Mass Effect: Andromeda is a third person shooter with RPG elements, developed by BioWare and published by EA Games. The fourth in the series, Andromeda sought to avoid the troublesome ending of third game by setting it in an entirely new galaxy. Core gameplay revolves around making planets habitable for life while occasionally dealing with a new, galaxy-wide menace. This new game came out a whopping 5 years after the last entry, and did it do a good job?
No, it didn’t. You would think that for a game hyping up a 4K display optimization might mean some pretty mind blowing graphics, but that doesn’t seem to be the case here. You may have seen some of the memes online about the trouble with the facial animations, and they are truly a disaster. Occasionally, some of the textures look decent at best, but there wasn’t a single moment in my time with the game where anything blew my mind. At no point did I have to pause and look at the scenery because on top of being not that technically impressive, a lot of the designs for the colonies and locations you spend your time at define the term “bland”.
Possibly the only thing that really keeps the game going is it’s attention to the plot. Many characters can be talked to, even if they don’t have a quest to give you, making it feel like you’re doing more than just running errands for people who aren’t doing anything (though that does still happen). A lot of the plot threads lead to some very interesting conclusions and for the most part, if you give yourself the time to get to know your ship crew, you may be able to like about half of them. Yes, it is true that it has a slew of characters who are neither compelling or interesting, but it’s outweighed by the sheer scale of people you can meet in your travels. Additionally, and this is becoming common in today’s jumbo-sized games, a majority of the side quests yield more interesting stories than the main campaign offers.
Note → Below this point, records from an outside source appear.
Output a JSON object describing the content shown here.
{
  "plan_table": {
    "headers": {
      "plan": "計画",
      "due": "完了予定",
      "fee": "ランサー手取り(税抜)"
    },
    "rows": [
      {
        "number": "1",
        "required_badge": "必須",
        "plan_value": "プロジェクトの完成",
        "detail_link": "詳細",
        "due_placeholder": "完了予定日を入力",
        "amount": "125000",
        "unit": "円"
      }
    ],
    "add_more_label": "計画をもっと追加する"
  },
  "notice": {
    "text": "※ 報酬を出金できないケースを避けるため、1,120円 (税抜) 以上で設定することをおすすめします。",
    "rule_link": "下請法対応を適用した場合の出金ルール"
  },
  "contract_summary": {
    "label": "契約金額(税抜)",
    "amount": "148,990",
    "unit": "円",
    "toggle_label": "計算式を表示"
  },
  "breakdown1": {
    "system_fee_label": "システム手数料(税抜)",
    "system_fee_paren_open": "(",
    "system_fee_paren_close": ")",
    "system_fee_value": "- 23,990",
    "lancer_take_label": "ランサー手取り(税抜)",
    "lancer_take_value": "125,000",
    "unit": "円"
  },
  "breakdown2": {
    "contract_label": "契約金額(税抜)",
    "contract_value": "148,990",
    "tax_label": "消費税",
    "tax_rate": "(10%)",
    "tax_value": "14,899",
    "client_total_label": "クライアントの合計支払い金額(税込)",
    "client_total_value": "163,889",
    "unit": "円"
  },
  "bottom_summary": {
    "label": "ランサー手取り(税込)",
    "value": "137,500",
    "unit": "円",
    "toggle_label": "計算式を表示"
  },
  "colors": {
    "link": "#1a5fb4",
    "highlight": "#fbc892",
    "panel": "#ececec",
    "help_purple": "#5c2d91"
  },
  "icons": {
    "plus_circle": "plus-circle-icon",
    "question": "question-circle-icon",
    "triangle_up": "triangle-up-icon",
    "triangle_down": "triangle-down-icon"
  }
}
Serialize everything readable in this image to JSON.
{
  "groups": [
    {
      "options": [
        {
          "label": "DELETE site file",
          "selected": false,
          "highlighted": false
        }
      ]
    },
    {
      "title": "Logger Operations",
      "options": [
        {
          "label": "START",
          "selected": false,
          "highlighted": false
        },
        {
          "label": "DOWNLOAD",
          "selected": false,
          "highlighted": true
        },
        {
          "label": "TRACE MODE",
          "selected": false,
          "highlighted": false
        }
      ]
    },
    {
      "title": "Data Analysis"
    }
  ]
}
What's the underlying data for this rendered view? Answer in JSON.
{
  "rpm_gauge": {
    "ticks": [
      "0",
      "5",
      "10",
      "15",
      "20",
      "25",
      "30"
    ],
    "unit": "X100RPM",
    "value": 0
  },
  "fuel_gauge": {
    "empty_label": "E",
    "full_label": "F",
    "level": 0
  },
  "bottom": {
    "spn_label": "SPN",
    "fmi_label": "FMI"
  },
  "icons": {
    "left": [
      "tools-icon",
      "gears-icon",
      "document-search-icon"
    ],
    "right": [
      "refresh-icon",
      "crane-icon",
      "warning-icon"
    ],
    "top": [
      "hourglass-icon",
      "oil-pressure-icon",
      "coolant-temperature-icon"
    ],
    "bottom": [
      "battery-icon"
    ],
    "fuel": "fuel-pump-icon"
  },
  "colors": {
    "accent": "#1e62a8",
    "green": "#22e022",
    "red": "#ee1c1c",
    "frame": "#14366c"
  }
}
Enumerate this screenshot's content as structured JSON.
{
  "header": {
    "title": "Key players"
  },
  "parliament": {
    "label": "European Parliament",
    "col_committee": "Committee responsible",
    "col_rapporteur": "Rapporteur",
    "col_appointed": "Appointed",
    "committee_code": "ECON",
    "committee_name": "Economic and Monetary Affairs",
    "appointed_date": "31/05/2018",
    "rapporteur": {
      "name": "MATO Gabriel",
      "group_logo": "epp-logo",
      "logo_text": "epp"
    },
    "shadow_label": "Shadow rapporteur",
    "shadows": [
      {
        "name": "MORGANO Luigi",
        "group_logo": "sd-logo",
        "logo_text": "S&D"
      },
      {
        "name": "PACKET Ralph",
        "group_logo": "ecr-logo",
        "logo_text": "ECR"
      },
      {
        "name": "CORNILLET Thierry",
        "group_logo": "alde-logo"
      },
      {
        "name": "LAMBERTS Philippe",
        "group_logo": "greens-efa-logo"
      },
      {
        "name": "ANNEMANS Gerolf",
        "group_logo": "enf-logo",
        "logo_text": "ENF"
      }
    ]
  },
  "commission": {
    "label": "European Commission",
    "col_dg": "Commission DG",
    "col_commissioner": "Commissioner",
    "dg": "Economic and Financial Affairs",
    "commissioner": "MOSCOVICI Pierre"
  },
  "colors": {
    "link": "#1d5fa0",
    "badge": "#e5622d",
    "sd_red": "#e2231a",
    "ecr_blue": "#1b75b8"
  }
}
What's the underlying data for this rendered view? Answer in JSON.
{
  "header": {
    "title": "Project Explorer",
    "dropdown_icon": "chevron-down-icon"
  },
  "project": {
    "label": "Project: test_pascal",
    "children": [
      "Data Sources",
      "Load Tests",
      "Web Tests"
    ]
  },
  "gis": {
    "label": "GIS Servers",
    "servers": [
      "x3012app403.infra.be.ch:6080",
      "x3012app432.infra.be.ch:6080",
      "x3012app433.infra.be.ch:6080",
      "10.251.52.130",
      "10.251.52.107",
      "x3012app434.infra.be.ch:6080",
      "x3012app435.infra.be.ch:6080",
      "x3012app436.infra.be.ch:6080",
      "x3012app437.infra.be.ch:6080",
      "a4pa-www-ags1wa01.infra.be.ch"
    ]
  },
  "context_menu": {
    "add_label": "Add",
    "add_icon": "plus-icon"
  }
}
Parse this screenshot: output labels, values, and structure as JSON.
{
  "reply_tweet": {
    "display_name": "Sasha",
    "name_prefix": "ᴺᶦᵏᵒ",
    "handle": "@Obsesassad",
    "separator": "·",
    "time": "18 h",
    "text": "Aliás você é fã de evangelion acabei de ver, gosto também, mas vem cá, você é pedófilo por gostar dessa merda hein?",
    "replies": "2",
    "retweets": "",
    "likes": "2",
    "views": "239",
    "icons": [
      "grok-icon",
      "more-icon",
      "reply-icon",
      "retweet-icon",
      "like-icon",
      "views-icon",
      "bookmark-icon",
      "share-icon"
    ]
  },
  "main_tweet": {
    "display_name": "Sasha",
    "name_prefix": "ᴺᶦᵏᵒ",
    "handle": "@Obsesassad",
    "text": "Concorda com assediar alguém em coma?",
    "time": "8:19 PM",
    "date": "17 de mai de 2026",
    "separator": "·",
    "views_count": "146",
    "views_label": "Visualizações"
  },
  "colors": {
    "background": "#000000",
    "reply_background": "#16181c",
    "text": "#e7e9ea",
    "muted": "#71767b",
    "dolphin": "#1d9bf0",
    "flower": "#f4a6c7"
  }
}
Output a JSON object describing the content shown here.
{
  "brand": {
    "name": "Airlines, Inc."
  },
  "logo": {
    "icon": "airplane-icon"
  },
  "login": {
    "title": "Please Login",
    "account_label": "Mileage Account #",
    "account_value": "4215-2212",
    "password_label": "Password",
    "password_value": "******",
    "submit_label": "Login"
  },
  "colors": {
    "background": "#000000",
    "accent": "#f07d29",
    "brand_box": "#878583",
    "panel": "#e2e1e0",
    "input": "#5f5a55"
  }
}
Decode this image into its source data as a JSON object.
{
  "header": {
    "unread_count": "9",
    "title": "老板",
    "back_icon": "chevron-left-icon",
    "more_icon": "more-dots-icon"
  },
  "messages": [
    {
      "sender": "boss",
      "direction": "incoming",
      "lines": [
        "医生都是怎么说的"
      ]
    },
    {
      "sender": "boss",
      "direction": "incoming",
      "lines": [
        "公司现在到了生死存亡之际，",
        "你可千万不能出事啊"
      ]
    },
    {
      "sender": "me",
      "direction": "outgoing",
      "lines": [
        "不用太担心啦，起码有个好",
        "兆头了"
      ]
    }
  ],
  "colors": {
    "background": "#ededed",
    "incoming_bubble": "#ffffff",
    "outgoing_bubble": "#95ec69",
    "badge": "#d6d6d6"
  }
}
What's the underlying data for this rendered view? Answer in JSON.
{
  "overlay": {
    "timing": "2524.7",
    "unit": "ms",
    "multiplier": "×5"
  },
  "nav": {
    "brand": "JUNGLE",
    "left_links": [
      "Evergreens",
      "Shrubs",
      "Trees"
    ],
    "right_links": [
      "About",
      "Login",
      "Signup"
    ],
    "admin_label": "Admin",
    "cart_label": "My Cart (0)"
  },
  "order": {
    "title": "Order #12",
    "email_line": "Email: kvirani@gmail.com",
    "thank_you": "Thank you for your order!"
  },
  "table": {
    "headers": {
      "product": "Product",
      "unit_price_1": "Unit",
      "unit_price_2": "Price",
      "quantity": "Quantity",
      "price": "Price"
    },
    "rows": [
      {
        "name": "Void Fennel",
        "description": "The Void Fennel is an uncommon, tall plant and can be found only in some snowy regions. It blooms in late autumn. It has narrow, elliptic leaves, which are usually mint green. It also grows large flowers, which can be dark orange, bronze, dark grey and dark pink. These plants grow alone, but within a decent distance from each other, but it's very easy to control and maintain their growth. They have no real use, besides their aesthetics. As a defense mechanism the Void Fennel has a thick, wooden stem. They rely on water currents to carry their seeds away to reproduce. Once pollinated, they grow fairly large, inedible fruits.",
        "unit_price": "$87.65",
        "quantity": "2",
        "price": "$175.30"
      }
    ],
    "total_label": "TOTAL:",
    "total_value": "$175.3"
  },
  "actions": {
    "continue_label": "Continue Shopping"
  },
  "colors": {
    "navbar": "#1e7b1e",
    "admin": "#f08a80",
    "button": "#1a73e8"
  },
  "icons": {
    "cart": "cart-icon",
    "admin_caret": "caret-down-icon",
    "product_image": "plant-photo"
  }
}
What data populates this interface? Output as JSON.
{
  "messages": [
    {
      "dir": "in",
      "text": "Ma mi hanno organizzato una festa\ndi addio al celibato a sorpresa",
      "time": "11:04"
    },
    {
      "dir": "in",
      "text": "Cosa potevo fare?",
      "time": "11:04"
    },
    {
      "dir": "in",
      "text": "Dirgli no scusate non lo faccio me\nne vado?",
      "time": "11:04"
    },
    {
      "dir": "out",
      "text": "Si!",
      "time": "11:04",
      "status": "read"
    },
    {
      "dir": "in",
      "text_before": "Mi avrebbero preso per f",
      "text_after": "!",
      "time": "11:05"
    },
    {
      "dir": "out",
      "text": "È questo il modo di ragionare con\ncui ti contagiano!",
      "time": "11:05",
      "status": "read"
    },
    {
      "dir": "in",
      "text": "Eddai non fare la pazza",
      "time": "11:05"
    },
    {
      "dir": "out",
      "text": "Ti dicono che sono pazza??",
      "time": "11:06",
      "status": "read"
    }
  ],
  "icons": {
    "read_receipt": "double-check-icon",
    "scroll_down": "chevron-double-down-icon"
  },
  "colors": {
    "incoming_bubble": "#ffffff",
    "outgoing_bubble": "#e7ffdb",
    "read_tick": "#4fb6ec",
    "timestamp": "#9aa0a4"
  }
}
The original score for this game is largely forgettable and sometimes irritating. There’s this sort of screechy tone that finds its way into some of the more ambient tracks in the game while you are on the ship or a hub location. But that said, the weapons all sound unique enough to make them not only feel diverse, but also very powerful. Also, something should be said of the galaxy map. The traveling noise you get when you select a planet and hear a loud, bass heavy roar as your fly across the stars never gets old. If they had made exploring the galaxy more compelling, I’d be doing it all the time.
It’s popular now for games to allow the player to “play it your way” and that’s fine. But when you design a game to do so, you have to make sure all the elements work. Andromeda doesn’t quite grasp this, as it seems combat and inventory have been largely downgraded back to the system from the first Mass Effect game, which is mistakes 1-10 of this shipwreck. If you want to play the game like other titles and stick to cover shooting, the spotty auto-cover system is unsatisfying at best and a waste of time at its worst. Stealth is sometimes offered for certain enemy types but feels completely impossible to actually execute. For the most part you have to stick to a frenetic run and gun approach, and that would be fine if that too wasn’t also full of issues, primarily including input lag. It’s hard to make a game with jump jets boring, but the lack of interesting locations and overuse of the equally boring nomad ATV really turn this game into a snooze fest.
As I got further and further into the game, I got more and more frustrated. You can start doing quests on one planet and go to another, but the sheer amount of quests that have you go from location to location and the confusing layout of the journal eventually wear down on you. Yet I kept coming back to this game and did roughly 90% of everything on offer, and that’s only because it is still a Mass Effect game. It’s just unfortunate that many elements stand in the way of your enjoyment. Enemy #1 of your enjoyment is the extremely numerous amount of bugs and glitches that hamper your immersion. Bethesda gets a bad rap for having bugs you can encounter roughly every hour after launch, but with Andromeda, it was almost as if they were trying to be competitive for “buggiest game” with glitches galore, practically every TEN MINUTES.
This game feels unfinished and rushed out the door. From a design standpoint, Mass Effect: Andromeda has regressed back to Mass Effect 1 with garbage combat, inventory, and quest tracking. It’s only the story and how much you can tolerate the amount of filler in between doing interesting things that will keep you playing this title. That’s a real shame, as I was looking forward to this, and to say that this game is a critical failure is the biggest understatement in gaming for 2017 so far. Galaxy map traveling was on point though, can we just have an exploration only game? I’d play that.